We teach this level of detail (and a whole lot deeper) as part of our Level 3 Personal Trainer Course. You learn over 14 Level 3 Resistance Training Systems, and most importantly know how to fit these into a clear periodized plan that will get your clients goal!

Dedicated To More

Hayley ‘time saver’ Bergman

PS – Oh AND whenever you’re ready… here are 3 ways I can help you  

1. Check out my FREE online training  

3 Secrets Exposed To Decide What Personal Trainer Course Is Best For You [Webclass Replay]


2. Join us on our next Level 3 PT course and learn how to programme and instruct with absolute confidence 
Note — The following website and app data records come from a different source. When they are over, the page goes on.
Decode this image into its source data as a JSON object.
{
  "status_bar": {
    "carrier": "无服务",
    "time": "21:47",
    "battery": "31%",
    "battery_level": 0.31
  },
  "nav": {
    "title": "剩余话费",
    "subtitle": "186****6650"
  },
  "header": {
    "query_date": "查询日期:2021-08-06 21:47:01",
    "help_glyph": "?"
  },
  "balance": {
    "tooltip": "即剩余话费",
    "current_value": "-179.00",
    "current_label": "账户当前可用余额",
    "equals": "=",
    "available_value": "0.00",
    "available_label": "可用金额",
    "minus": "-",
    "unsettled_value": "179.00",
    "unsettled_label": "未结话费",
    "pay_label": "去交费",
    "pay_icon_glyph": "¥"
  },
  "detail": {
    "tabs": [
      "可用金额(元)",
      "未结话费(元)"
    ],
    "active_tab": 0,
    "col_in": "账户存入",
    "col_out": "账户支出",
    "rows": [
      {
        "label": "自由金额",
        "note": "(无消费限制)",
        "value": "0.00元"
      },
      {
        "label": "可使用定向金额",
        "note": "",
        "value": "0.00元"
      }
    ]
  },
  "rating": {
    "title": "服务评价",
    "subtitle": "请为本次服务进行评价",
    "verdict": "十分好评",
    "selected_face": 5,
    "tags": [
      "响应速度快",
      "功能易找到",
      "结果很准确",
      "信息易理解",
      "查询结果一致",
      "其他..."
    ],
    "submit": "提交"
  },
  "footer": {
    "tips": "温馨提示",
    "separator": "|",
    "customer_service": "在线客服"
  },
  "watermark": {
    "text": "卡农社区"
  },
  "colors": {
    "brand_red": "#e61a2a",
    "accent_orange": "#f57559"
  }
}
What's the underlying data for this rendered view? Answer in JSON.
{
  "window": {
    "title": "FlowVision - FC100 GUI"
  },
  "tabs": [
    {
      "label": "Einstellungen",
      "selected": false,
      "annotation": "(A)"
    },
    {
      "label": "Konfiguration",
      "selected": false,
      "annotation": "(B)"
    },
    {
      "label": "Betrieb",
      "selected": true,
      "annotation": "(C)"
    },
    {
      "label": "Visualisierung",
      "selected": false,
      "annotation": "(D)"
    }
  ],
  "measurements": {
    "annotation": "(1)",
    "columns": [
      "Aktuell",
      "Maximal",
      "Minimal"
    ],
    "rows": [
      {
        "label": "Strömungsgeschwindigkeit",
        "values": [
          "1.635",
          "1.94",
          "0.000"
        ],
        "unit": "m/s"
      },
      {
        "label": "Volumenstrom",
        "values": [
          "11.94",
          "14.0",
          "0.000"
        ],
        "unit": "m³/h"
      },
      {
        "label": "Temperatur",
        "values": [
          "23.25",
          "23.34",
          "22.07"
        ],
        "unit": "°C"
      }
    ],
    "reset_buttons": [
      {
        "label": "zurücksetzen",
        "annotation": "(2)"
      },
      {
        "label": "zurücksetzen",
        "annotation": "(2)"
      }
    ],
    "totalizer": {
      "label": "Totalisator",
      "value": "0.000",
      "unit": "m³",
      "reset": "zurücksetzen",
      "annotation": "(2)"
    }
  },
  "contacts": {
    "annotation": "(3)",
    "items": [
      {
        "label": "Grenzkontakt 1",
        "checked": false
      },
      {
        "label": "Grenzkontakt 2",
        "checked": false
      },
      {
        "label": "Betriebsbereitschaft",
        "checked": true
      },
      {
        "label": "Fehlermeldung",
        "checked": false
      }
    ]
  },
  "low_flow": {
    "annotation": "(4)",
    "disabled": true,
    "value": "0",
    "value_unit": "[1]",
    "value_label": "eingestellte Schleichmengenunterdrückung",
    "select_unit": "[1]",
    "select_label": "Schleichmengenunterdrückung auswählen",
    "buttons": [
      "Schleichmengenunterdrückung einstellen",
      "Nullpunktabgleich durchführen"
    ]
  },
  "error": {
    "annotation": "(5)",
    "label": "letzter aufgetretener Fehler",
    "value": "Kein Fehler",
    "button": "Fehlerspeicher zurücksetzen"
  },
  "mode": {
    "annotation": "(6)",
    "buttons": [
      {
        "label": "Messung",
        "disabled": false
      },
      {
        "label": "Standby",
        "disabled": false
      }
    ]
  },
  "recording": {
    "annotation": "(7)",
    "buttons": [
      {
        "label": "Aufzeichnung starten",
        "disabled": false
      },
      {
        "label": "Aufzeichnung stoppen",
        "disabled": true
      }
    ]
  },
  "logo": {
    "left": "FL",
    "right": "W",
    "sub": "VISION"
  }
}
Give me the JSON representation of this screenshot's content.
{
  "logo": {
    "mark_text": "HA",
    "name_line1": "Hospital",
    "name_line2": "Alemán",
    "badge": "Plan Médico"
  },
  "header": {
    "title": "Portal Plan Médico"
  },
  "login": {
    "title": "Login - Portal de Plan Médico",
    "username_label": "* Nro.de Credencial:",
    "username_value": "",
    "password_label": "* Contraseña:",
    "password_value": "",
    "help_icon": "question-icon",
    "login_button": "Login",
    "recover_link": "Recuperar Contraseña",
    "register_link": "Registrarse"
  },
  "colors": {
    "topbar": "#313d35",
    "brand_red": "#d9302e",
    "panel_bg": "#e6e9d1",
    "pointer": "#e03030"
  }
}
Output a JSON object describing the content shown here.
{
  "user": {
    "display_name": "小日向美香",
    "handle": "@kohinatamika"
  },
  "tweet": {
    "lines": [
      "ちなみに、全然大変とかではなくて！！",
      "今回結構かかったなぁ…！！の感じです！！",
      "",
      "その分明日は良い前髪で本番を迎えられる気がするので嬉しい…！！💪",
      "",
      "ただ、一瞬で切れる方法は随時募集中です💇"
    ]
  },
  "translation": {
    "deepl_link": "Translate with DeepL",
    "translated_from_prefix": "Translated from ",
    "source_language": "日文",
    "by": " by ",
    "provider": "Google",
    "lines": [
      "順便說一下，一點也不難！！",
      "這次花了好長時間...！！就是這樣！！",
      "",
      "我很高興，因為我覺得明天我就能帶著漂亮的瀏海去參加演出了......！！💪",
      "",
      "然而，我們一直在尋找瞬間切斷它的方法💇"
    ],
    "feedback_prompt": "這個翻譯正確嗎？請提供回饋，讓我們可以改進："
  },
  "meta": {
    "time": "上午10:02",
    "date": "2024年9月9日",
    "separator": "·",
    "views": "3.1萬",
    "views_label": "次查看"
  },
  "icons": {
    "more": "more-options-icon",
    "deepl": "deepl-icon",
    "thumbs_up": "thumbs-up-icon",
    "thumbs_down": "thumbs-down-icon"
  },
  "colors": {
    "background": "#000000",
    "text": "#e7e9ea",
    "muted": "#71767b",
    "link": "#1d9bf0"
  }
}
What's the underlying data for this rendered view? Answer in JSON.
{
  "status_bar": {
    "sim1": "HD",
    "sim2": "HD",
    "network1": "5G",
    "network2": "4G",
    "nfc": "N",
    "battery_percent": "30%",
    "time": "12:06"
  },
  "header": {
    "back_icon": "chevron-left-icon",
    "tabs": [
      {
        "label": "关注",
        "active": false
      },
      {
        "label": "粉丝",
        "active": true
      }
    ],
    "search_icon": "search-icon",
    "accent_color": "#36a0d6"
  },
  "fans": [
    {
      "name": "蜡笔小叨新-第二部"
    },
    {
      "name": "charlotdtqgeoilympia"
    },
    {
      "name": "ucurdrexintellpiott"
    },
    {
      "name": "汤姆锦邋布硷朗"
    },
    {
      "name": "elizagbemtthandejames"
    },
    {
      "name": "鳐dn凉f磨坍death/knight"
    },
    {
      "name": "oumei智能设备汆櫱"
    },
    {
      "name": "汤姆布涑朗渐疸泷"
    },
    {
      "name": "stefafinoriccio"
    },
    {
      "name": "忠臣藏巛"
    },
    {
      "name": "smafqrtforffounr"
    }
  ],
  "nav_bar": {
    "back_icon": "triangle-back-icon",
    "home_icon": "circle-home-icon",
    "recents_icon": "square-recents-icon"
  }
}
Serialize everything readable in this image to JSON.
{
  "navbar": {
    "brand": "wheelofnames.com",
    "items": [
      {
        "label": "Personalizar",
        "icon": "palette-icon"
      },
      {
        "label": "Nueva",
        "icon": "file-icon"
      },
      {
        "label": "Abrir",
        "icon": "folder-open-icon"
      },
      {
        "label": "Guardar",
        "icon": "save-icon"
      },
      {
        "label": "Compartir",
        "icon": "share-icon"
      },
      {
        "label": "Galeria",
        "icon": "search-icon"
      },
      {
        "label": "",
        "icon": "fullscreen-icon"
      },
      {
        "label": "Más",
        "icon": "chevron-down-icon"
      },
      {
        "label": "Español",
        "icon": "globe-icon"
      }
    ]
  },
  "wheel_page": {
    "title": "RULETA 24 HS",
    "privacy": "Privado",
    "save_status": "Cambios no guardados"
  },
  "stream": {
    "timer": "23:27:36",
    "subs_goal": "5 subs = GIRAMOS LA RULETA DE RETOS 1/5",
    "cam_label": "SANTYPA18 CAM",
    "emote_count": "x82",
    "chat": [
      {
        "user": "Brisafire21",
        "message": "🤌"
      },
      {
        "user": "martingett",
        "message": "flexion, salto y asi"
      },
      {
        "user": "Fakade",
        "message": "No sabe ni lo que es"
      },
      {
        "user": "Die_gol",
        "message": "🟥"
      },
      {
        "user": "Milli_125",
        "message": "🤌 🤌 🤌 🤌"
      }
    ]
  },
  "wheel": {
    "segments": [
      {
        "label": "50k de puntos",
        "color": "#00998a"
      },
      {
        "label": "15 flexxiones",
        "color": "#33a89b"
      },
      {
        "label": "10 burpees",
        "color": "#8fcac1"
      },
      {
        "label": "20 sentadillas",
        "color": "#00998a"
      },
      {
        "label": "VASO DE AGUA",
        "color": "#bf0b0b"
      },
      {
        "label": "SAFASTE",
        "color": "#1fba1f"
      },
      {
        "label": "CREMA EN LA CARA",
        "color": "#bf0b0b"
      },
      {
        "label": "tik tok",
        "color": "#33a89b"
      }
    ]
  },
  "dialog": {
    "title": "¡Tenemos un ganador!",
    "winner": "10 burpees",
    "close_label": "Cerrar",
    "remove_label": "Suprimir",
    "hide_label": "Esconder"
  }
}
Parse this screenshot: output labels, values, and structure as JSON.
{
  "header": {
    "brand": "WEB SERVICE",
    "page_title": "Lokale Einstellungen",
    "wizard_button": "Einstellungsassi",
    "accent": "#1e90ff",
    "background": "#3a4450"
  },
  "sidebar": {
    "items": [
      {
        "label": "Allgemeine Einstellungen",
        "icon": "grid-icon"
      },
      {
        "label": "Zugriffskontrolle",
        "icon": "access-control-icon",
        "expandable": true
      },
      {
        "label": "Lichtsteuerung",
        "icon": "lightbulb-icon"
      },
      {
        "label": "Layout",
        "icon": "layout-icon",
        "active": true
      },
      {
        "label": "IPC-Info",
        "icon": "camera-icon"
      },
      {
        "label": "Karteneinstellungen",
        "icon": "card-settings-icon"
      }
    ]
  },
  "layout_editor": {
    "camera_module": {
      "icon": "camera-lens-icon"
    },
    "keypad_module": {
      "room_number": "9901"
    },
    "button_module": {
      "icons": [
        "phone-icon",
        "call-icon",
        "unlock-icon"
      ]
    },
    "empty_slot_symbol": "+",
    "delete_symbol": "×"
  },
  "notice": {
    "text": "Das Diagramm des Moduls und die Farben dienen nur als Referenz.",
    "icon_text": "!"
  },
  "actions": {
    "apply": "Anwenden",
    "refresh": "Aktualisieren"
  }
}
3. Check out what learners are saying: https://revision.parallelcoaching.co.uk/what-learners-are-saying